Warwick Castle’s heavenly landscapeon Mar 01 in News by Transforming Cities
The visitor to Warwick Castle progresses through the countryside with a growing appreciation that they are approaching greatness. The landscape itself is a character in the unfolding drama.
The relationship between Warwick Castle and its surroundings goes to the heart of what the first and second Earls of Warwick, father and son, committed 60 years of their lives and their entire fortune to create; a sublime Arcadian park and an improved agricultural estate.
In the process they gave Lancelot ‘Capability’ Brown, probably the best-known landscape designer in English history, his first major commission; they contributed to the birth of the Picturesque, they commissioned famous artists such as Canaletto, and and they advanced agricultural science. They helped to forever change the way the English countryside is experienced.
Lancelot Brown’s career runs in parallel to the first wave of the Parliamentary enclosure movement (1750-1780), and by the mid-eighteenth century two-thirds of England was enclosed in small, regimented fields.
Perhaps partly in response to this ‘taming’ of the English countryside, it became fashionable for wealthy landowners to transform part of their estates into naturalistic open parkland. Glimpses of heaven, or what might have been seen in Europe after the retreat of the Ice-Age.
The Parliamentary enclosure movement not only covered England in fields, it also offered wealthy landowners the opportunity to extend the acreage of their parkland.
Historic England advises that the landscapes associated with landed estates need to be examined as a whole, rather than drawing too sharp a distinction between parkland and surrounding farms. Many aspects of estate landscapes served both functional and aesthetic purposes.
The Earls of Warwick developed Castle Park and their farmland in tandem, and these combined landscapes provide the setting for Warwick Castle.
The second Earl of Warwick drew his inspiration from the Lake District and the Alps. He was an early champion of the Picturesque Movement and he spent his entire fortune on art and landscape design at Warwick Castle. Part of his planned route to the castle included the creation of New Waters, a vast lake a mile long, stretching across Castle Park and surrounding farmland. Visitors to Warwick crossed this body of water along a causeway, following the Banbury Road. Part of the lake and fragments of the causeway survive.
Looking out from Warwick Castle’s towers today, you can still clearly see the two central themes that the Earls of Warwick applied to their estate, improved farmland and a natural park landscape. It’s possible to imagine how the rapid spread of enclosed farmland created a desire for wilder, naturalistic landscape, as still seen in Castle Park.
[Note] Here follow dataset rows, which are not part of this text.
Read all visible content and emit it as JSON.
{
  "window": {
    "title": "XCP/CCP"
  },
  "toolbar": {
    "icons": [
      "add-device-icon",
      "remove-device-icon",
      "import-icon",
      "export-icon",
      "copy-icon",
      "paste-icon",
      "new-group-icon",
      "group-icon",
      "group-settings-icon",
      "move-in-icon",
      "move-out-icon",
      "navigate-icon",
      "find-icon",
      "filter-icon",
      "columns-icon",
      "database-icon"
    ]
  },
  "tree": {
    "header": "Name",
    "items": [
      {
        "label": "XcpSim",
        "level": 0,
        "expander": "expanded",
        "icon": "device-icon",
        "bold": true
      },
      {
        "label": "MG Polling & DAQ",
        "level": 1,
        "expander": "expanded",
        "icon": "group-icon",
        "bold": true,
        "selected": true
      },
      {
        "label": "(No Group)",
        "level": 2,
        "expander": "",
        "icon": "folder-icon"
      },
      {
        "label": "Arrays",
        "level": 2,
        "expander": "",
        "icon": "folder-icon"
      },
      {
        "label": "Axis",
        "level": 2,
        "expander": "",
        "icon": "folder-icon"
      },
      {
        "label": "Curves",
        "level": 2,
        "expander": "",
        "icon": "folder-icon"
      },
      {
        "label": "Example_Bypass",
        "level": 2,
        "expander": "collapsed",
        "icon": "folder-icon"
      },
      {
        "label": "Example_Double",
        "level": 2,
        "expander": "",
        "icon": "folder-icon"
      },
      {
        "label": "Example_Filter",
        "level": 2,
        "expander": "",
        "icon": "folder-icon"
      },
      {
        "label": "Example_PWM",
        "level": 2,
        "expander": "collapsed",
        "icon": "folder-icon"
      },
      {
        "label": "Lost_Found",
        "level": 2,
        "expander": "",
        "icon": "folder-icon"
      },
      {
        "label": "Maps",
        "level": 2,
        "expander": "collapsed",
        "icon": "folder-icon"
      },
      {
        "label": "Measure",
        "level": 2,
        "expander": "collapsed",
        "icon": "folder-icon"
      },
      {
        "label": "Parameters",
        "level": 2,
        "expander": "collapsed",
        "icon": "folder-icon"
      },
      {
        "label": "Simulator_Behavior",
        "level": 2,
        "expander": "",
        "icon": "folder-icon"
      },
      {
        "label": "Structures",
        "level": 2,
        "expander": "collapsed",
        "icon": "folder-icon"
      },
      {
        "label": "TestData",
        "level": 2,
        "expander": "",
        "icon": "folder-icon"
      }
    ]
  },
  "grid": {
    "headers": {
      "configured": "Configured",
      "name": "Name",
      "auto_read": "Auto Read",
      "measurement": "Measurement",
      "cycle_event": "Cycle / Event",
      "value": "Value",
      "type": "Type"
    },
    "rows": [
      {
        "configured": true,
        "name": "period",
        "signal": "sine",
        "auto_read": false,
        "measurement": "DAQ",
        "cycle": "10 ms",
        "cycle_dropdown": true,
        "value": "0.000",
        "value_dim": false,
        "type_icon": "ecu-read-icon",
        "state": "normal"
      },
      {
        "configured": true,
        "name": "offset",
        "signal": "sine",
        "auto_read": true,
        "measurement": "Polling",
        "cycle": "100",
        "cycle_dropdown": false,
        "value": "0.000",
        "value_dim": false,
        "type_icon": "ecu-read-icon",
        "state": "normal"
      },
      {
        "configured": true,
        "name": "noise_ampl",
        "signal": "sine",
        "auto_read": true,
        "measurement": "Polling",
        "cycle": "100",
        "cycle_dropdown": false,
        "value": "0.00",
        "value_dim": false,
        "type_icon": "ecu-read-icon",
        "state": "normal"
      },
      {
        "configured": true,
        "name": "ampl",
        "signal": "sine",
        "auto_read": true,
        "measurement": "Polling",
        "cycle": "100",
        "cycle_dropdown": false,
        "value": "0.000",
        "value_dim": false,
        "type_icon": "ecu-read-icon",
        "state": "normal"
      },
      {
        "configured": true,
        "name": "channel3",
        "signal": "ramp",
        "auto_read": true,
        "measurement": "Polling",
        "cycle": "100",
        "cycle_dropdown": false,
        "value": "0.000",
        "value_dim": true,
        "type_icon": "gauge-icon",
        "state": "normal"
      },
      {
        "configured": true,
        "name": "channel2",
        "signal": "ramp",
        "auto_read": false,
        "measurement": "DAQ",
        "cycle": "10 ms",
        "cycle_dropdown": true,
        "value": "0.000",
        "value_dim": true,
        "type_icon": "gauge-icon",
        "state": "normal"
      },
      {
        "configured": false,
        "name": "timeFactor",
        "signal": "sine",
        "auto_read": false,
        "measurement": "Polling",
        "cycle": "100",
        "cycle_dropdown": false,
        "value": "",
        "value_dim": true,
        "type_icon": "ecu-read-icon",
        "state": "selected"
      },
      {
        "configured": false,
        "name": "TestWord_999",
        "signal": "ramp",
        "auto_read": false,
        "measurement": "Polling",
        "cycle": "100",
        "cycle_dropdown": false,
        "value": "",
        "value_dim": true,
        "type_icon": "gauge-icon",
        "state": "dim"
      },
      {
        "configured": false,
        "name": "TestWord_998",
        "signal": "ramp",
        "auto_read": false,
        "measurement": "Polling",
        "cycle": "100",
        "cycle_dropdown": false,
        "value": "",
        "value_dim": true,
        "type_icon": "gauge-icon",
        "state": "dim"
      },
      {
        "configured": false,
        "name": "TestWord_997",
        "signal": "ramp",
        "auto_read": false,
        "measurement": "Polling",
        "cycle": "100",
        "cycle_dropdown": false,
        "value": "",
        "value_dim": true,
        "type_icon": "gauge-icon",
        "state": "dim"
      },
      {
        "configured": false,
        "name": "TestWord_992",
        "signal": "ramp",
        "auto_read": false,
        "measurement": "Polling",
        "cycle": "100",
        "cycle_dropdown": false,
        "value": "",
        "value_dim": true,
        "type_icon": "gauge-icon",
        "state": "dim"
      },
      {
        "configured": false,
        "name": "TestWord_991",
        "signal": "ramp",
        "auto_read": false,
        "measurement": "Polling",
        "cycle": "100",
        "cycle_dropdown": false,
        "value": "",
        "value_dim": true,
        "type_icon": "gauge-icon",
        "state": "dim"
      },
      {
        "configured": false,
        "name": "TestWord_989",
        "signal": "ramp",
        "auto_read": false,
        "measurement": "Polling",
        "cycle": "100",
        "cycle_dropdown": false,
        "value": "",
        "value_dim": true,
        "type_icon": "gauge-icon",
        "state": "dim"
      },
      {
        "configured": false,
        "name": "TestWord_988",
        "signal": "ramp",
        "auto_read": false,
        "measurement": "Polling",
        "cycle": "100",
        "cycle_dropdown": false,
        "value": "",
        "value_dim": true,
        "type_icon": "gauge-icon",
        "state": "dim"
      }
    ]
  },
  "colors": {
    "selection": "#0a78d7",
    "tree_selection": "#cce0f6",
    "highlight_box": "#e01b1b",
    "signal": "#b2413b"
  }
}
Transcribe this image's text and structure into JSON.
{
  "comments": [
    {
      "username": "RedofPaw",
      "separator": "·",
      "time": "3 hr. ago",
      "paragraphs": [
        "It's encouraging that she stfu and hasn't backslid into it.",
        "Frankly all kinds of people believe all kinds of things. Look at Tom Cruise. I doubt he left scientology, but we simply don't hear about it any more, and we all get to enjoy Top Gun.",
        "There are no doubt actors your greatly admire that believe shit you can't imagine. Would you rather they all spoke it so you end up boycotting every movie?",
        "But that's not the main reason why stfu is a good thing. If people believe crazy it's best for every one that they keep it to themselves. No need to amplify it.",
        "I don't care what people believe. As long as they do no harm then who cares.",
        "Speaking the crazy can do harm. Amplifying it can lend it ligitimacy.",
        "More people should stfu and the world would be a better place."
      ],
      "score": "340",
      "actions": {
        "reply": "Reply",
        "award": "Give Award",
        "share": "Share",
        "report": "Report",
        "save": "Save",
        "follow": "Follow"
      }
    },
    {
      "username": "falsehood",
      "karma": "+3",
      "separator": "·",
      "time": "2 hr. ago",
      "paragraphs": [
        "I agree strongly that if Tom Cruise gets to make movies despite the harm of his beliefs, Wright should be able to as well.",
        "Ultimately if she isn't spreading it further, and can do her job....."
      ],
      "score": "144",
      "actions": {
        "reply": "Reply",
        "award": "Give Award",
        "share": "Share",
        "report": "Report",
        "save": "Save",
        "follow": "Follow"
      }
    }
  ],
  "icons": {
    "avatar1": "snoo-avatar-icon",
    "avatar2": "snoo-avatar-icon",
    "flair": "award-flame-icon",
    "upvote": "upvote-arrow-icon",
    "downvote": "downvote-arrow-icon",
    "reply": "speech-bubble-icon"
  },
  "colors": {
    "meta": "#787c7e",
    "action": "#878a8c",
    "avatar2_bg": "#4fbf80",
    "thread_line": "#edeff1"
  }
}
The first and second Earls of Warwick committed 60 years of their lives and their entire fortune to create an Arcadian park landscape in tandem with an improved agricultural estate. There has been some change over the following 250 years, but these landscapes remain remarkably intact and they are of international significance.
Many people, not just aristocrats, now enjoy the magnificent interplay of ancient military architecture and eighteenth century landscape at Warwick Castle. 750,000 people visited the castle last year and there will be additional visitors in 2016 to mark 300 years of Capability Brown (1716-2016).